By George…He’s Right

George Lakoff is probably best known for his book, Don’t Think of An Elephant, but he has produced a steady stream of significant articles and books throughout his academic career. ( He was the   Richard and Rhoda Goldman Distinguished Professor of Cognitive Science and Linguistics at the University of California at Berkeley from 1972 until he retired a few years ago. He currently serves as Director of the Center for the Neural Mind and Society.)

Lakoff’s abiding interest has been identification of the cognitive differences between Progressives and Conservatives, and his blog frequently applies the results of his research to contemporary political puzzles. A recent post considered two questions about Donald Trump and Republicans that Lakoff says tend to stump Progressives.

1) Why don’t Trump supporters turn against Trump even though he is doing things that hurt them? (like taking away their healthcare)

2) Why do Republicans hate the Affordable Care Act, and why are they so transparently acting to give wealthy people a tax break funded by making healthcare unaffordable?

The short answer? Voters don’t vote their interests. They vote their values.

The longer answer? According to Lakoff,

Most thought (as much as 98% by some accounts) is unconscious. It is carried out by neural circuitry in our brains. We have no conscious access to this circuitry, but it’s there. This is basic neuroscience.

When it comes to politics, progressives and conservatives essentially have different brains. The unconscious beliefs conditioned in their brains are nearly exact opposites.

Lakoff describes conservative morality as a “Strict Father” worldview, and progressive morality as a “nurturant parent” paradigm.

Conservative moral values arise from what I call the Strict Father Family.

In this family model, father knows best. He decides right and wrong. He has the ultimate authority to make sure his children and his spouse do what he says, because what he says is right. Many conservative spouses accept this worldview, uphold the father’s authority, and are strict in those realms of family life that they control.

In this moral worldview, it is his moral duty to punish his children painfully when they disobey. Harsh punishment is necessary to ensure that they will obey him (do what is right) and not just do what feels good. Through physical discipline they are supposed to become disciplined, internally strong, and able to prosper in the external world.

What if they don’t prosper? That means they are not disciplined, and therefore cannot be moral, and so deserve their poverty. In this conservative view, the poor are seen as lazy and undeserving while the rich deserve their wealth. Responsibility is thus taken to be personal responsibility, not social responsibility. What you become is only up to you, not society. You are responsible for yourself, not for others.

Lakoff then outlines the conservative “moral hierarchy.”

• God above Man
• Man above Nature
• The Disciplined (Strong) above the Undisciplined (Weak)
• The Rich above the Poor
• Employers above Employees
• Adults above Children
• Western culture above other cultures
• America above other countries
• Men above Women
• Whites above Nonwhites
• Christians above non-Christians
• Straights above Gays
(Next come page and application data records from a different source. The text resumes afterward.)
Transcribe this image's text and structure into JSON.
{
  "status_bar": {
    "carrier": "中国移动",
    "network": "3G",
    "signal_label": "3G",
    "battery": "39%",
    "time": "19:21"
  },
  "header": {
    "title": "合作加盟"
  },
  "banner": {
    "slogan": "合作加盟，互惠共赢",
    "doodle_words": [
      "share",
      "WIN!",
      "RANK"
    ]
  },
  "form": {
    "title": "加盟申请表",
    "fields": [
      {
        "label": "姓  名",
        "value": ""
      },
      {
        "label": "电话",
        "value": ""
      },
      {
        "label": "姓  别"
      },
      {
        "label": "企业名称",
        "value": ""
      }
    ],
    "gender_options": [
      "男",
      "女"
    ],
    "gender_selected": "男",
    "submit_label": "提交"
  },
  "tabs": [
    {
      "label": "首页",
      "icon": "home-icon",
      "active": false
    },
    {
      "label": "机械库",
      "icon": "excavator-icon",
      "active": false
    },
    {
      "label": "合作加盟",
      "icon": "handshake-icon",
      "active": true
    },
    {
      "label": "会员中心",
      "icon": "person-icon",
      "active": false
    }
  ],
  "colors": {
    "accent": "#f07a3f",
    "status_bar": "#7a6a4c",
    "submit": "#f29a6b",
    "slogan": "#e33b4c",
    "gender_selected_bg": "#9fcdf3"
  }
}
You can almost hear Mike Pence talking about how he is a Christian first….

Lakoff wants us to understand the differences in worldviews, so that we can better understand the genesis of conservative Republican policy prescriptions.

Understanding is well and good, but what Lakoff doesn’t tell us is whether it is possible to reason with–or failing that, neuter– Dear Old Strict Dad.